That sea level rise driven by global warming will soon make low-lying island nations uninhabitable has been widely publicized and readily accepted. In 2009, then-President Mohamed Nasheed of the Maldives held a cabinet meeting underwater in full scuba gear to raise global awareness of the threat of climate change. (The underwater meeting later became the core of a documentary film, The Island President, released just as Nasheed was deposed.) That same year, the U.N. High Commissioner for Refugees reported that
The entire populations of low-lying States such as the Maldives, Tuvalu, Kiribati and the Marshall
Islands may in future be obliged to leave their own country as a result of climate change
and that those states might even cease to exist as their lands were swamped. This year, densely populated Kiribati acquired about 5600 acres on Fiji as a potential refuge from rising seas.
Certainly these fears are understandable. The IPCC currently projects that seas will rise up to 1 meter this century. The average elevation of Tuvalu is roughly 2 meters above current sea level; the Maldives sit even lower. As the picture above shows, some parts of both nations have disappeared under the sea in recent decades.
This looks like a classic case of environmental injustice — the small island nations are responsible for less than 1% of global emissions, so there is no way they can make a dent in sea level rise on their own. And they are very poor, so they can’t afford the kind of infrastructure that might in theory someday protect, say, New York City against the worst impacts of a rising sea.

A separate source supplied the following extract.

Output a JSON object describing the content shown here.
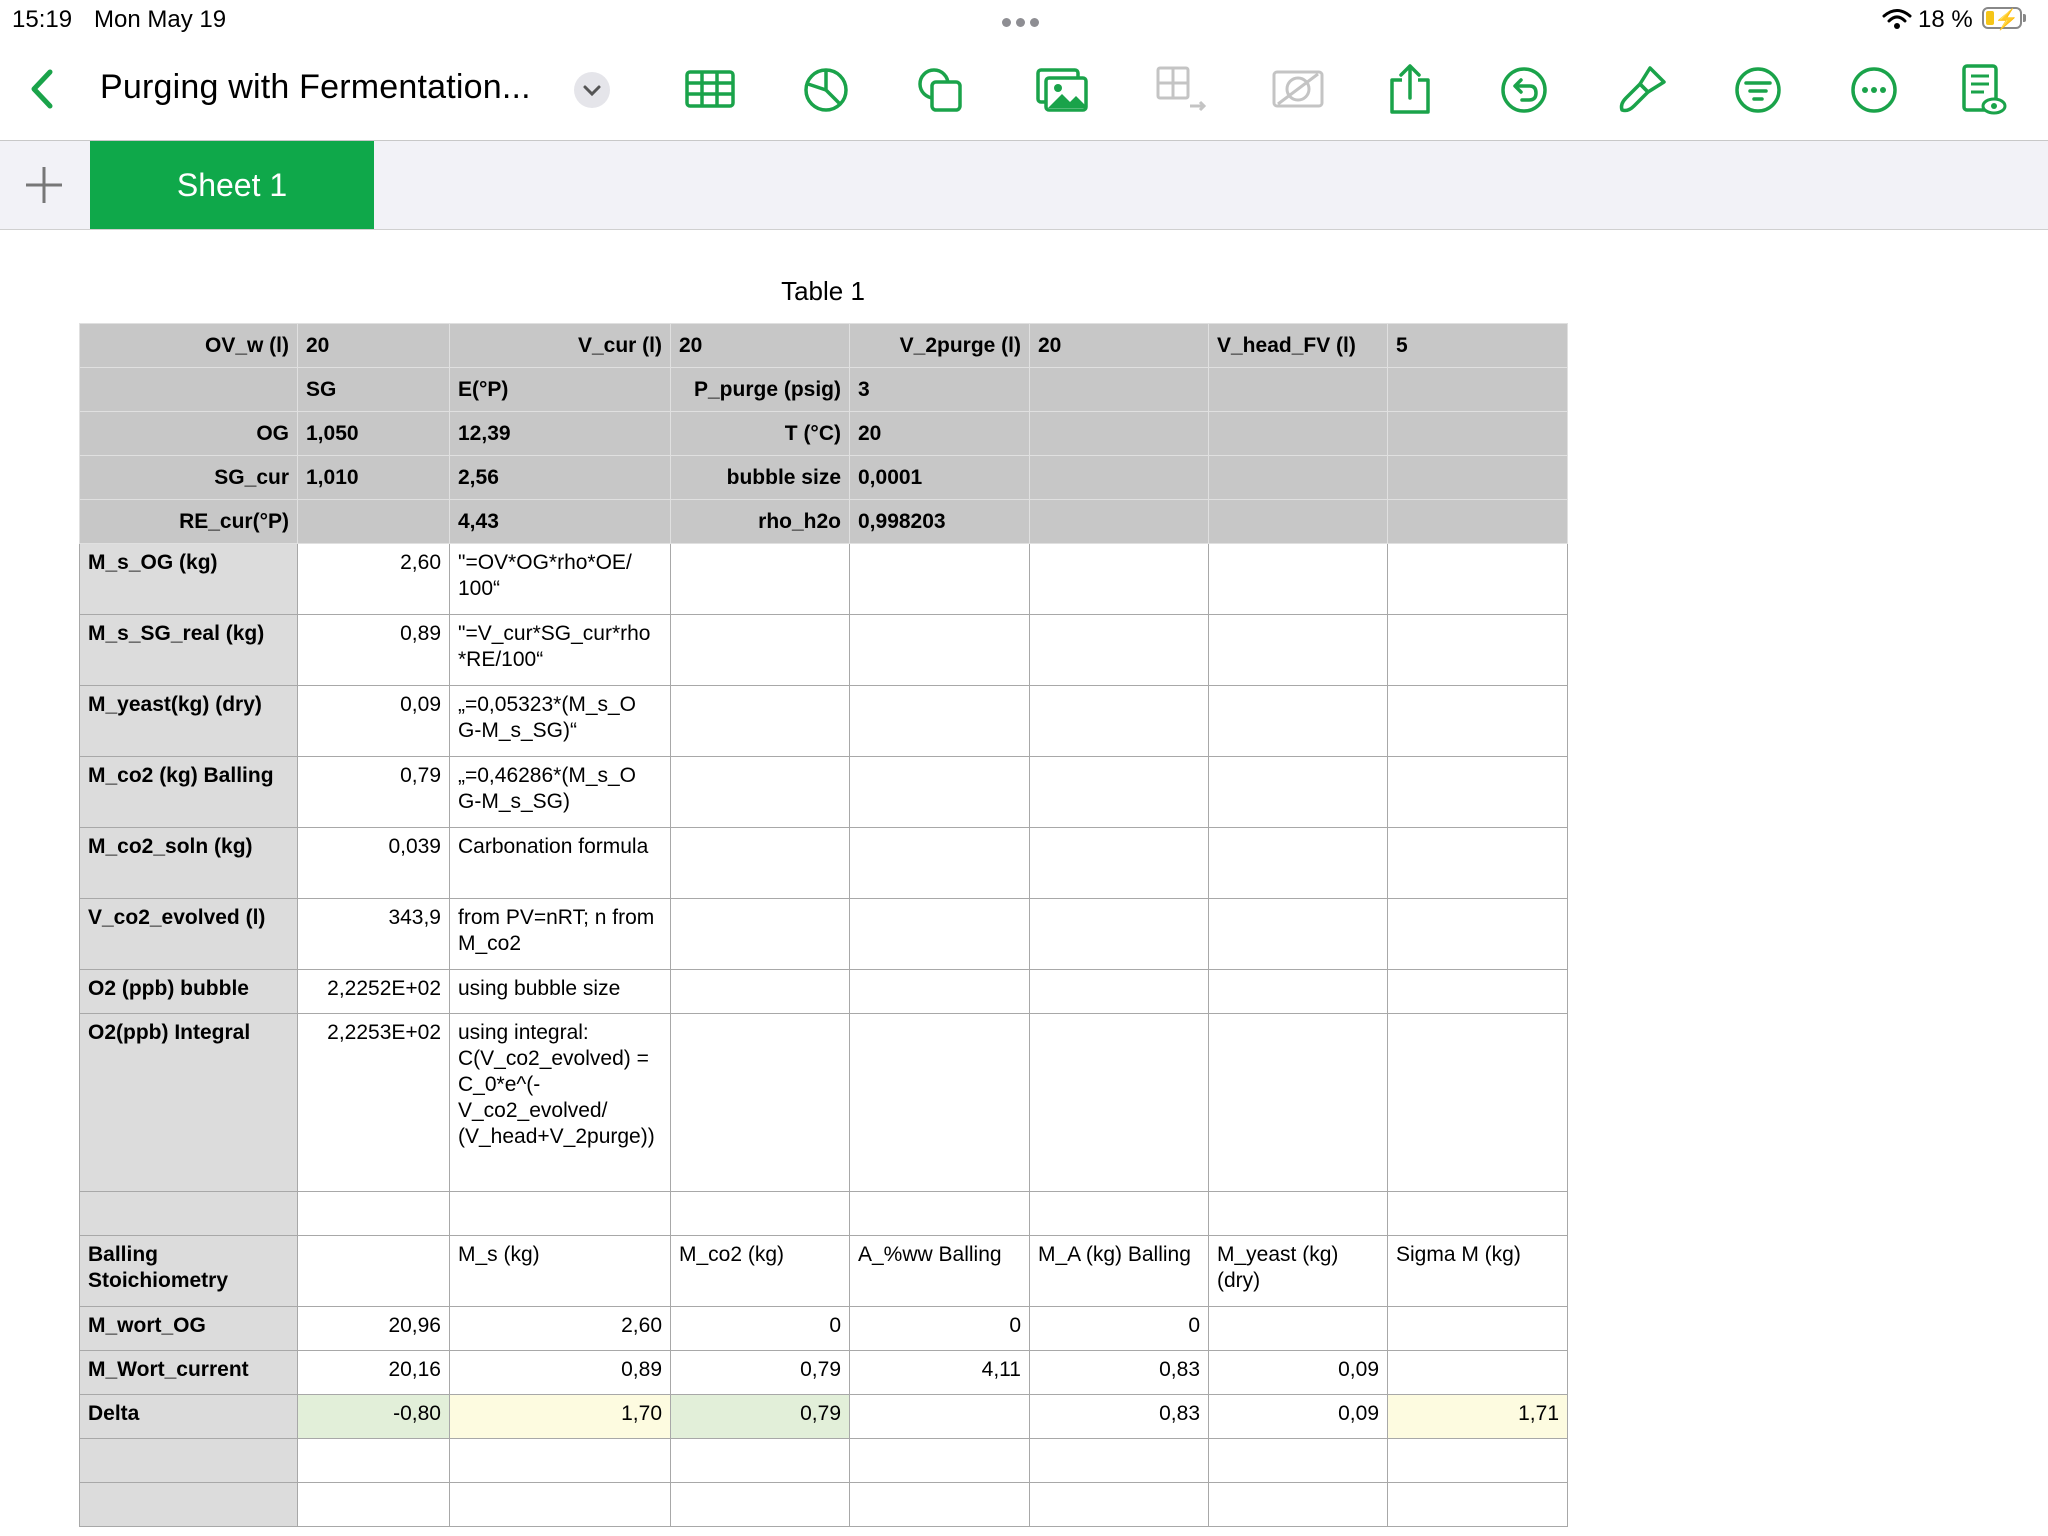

But the story is apparently not quite as simple as it appears. Science magazine reported last month (subscription required) that many scientists think the ocean won’t necessarily close over small island nations. Turns out that, under ideal conditions, the coral reefs that support these islands
can grow 10 to 15 millimeters a year — faster than the sea-level rise expected to occur later this century.
That’s the good news. The bad news is that conditions are by no means ideal, as powerfully illustrated by newly submerged land, flooding, and salt water intrusion. Everyone agrees that populations on many parts of these low lying islands are indeed vulnerable to erosion and storm surges.
But even so there may be some good news. If the problems, serious and real as they are, don’t result from global warming, then local measures might actually have some tangible effect against them. And indeed, that’s one conclusion of the Science piece: coastal erosion, say both academic scientists interviewed for the story and some Kiribati officials, is largely attributable to local human activities such as poor shoreline management and development of marginal lands. Those, of course, are not easy or costless to prevent, but with some help from wealthier nations they may be considerably more tractable than global greenhouse emissions.